Exercise =>
Each line of the data holding "FlowGraph" should be found and copied.

Record excerpts below:

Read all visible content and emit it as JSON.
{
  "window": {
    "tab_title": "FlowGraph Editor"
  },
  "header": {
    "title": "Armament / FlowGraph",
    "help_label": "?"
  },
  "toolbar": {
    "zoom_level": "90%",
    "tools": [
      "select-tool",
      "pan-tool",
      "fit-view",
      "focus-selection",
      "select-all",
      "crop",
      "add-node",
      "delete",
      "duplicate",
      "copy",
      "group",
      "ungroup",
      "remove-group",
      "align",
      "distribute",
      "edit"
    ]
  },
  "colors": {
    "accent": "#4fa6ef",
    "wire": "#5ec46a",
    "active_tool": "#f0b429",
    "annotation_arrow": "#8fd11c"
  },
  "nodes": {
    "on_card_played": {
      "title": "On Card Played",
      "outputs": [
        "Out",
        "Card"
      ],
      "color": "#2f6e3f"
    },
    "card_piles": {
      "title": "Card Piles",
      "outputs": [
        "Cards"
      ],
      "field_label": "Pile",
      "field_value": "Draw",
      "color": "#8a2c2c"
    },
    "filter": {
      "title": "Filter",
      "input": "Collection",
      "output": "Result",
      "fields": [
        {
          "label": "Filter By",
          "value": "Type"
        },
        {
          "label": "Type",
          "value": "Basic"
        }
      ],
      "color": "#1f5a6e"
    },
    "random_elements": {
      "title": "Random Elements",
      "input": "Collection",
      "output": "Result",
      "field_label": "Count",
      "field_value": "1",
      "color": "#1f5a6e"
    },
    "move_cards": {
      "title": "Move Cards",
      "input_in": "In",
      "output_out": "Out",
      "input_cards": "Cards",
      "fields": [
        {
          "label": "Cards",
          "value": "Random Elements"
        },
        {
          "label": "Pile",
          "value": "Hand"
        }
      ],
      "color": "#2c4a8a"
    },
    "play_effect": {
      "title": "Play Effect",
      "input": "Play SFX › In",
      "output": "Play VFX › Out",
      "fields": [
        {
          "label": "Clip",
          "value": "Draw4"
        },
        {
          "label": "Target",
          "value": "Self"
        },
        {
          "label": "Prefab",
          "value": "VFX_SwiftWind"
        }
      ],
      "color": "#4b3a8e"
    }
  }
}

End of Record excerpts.

Response for this exercise =>
    "tab_title": "FlowGraph Editor"
    "title": "Armament / FlowGraph",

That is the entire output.